Students express personal style through thrift shopping

Yoon Kim, co-a&e editor

Junior Maddie Dunne-Murphy steps into school and walks amidst the sea of 3,000 other South students. However, one thing is different about her: her sunflower-painted pants. To Dunne-Murphy, her pants are just another piece of her collection of unique thrift store finds. According to Dunne-Murphy, one of her favorite hobbies is shopping at thrift stores and then sometimes embroidering or painting her clothes as a means of expressing her style, which she posts on her instagram account, @maddiembroiders.

Dunne-Murphy says that, due to her mother’s education in fashion design at the Art Institute of Chicago, she grew up with an interest in fashion and design. According to Dunne-Murphy, her thrift shopping hobby initially began as an attempt to find more unique pieces of clothing that were influenced by her own designs.

“Since I was a kid I’ve always been into fashion for the most part, and I used to like to draw all these crazy designs on clothes when I was little,” Dunne-Murphy said. “Then I started to realize that these stores don’t really have what I’m looking for, so I’d go to thrift shops to find more unique pieces.”

According to Dunne-Murphy, part of her love for thrift shopping stemmed from her interest in men’s clothing, particularly men’s denim. Dunne-Murphy says that along with musical inspirations such as Nick Lenzini—a stylist for hip-hop collective Brockhampton—thrift shopping has played an integral role in transforming her personal style.

“When I was a little kid I think I was way more girly, and when I would draw in these fashion books that I had, [my] big thing was to draw wedding dresses,” Dunne-Murphy said. “At the time my inspiration was this designer Vera Wang, and I was so obsessed with all her stuff and I would only draw wedding dresses. But when I started going thrift shopping and started getting into music, I definitely leaned more towards jeans, t-shirts, cool sweaters and cardigans.”

According to senior Chloe McKerr, not only does thrift shopping provide cheaper, more unique clothing, it is also environmentally sustainable and reduces labor-related effects on developing countries.

“No one really understands the cost of fast fashion, and [there’s] a really good documentary called The True Cost, which gives such a great explanation of it,” McKerr said. “It’s just a completely untold story that a lot of people don’t know about, [including] the effects that fast fashion has on the environment, materialism in our country, and how rapid it is.”

McKerr says that, after watching the documentary, she gained a newfound perspective on the detrimental effects that certain brands and industries can have on the environments and workers of third-world countries.

“I had very little idea of what was going on in those developing countries, where so many factories barely have any labor laws, so there would be people killed in them, completely overworked and [making] a dollar a day,” McKerr said.  “[I was] really shocked, and it was so depressing and disturbing. It just made me sad that this is [what] consumerism has become.”

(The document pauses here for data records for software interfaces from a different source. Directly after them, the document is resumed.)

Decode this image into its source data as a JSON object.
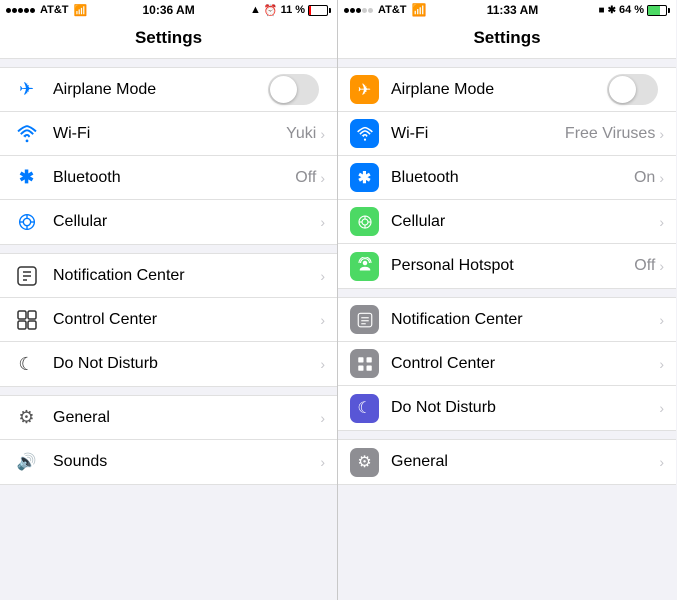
{
  "left_phone": {
    "status_bar": {
      "carrier": "AT&T",
      "time": "10:36 AM",
      "battery_percent": 11,
      "battery_low": true
    },
    "title": "Settings",
    "sections": [
      {
        "id": "connectivity",
        "items": [
          {
            "id": "airplane-mode",
            "label": "Airplane Mode",
            "icon_bg": "none",
            "icon_unicode": "✈",
            "icon_color": "#007aff",
            "type": "toggle",
            "value": false
          },
          {
            "id": "wifi",
            "label": "Wi-Fi",
            "icon_bg": "none",
            "icon_unicode": "📶",
            "type": "chevron",
            "value": "Yuki"
          },
          {
            "id": "bluetooth",
            "label": "Bluetooth",
            "icon_bg": "none",
            "icon_unicode": "✱",
            "type": "chevron",
            "value": "Off"
          },
          {
            "id": "cellular",
            "label": "Cellular",
            "icon_bg": "none",
            "icon_unicode": "📡",
            "type": "chevron",
            "value": ""
          }
        ]
      },
      {
        "id": "notifications",
        "items": [
          {
            "id": "notification-center",
            "label": "Notification Center",
            "type": "chevron",
            "value": ""
          },
          {
            "id": "control-center",
            "label": "Control Center",
            "type": "chevron",
            "value": ""
          },
          {
            "id": "do-not-disturb",
            "label": "Do Not Disturb",
            "type": "chevron",
            "value": ""
          }
        ]
      },
      {
        "id": "system",
        "items": [
          {
            "id": "general",
            "label": "General",
            "type": "chevron",
            "value": ""
          },
          {
            "id": "sounds",
            "label": "Sounds",
            "type": "chevron",
            "value": ""
          }
        ]
      }
    ]
  },
  "right_phone": {
    "status_bar": {
      "carrier": "AT&T",
      "time": "11:33 AM",
      "battery_percent": 64,
      "battery_low": false
    },
    "title": "Settings",
    "sections": [
      {
        "id": "connectivity",
        "items": [
          {
            "id": "airplane-mode",
            "label": "Airplane Mode",
            "icon_bg": "orange",
            "type": "toggle",
            "value": false
          },
          {
            "id": "wifi",
            "label": "Wi-Fi",
            "icon_bg": "blue",
            "type": "chevron",
            "value": "Free Viruses"
          },
          {
            "id": "bluetooth",
            "label": "Bluetooth",
            "icon_bg": "blue",
            "type": "chevron",
            "value": "On"
          },
          {
            "id": "cellular",
            "label": "Cellular",
            "icon_bg": "green",
            "type": "chevron",
            "value": ""
          },
          {
            "id": "personal-hotspot",
            "label": "Personal Hotspot",
            "icon_bg": "green",
            "type": "chevron",
            "value": "Off"
          }
        ]
      },
      {
        "id": "notifications",
        "items": [
          {
            "id": "notification-center",
            "label": "Notification Center",
            "icon_bg": "gray",
            "type": "chevron",
            "value": ""
          },
          {
            "id": "control-center",
            "label": "Control Center",
            "icon_bg": "gray",
            "type": "chevron",
            "value": ""
          },
          {
            "id": "do-not-disturb",
            "label": "Do Not Disturb",
            "icon_bg": "purple",
            "type": "chevron",
            "value": ""
          }
        ]
      },
      {
        "id": "system",
        "items": [
          {
            "id": "general",
            "label": "General",
            "icon_bg": "gray",
            "type": "chevron",
            "value": ""
          }
        ]
      }
    ]
  }
}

Although these issues are a prominent reason for her decision to thrift shop, McKerr says that she originally went thrift shopping to look for more retro-styled clothes. According to McKerr, she shops at standard thrift stores such as Salvation Army but also shops at many consignment stores, which sell secondhand items whose profit is partly returned to the original owner. McKerr especially likes consignment stores in Wicker Park that offer selective, vintage clothing.

“My biggest collective item is a bunch of weird ‘80s ski jackets and windbreakers,” McKerr said. “I [also] found this really cool fleece that’s purple, blue and gray and it has a really cool pattern and a weird collar [that] I wear a lot.”

According to Dunne-Murphy, her favorite aspect of thrift shopping is its element of uncertainty. Dunne-Murphy says that through her years of thrift shopping, she has learned is to always keep her options open.

“I like [thrift shopping] because you never know what you’re going to find,” Dunne-Murphy said. “I always go in with an open mind, never expecting to find one certain item. If you do that, then your thrift shopping experience is just going to go south because you probably won’t be able to find the specific thing you’re looking for.”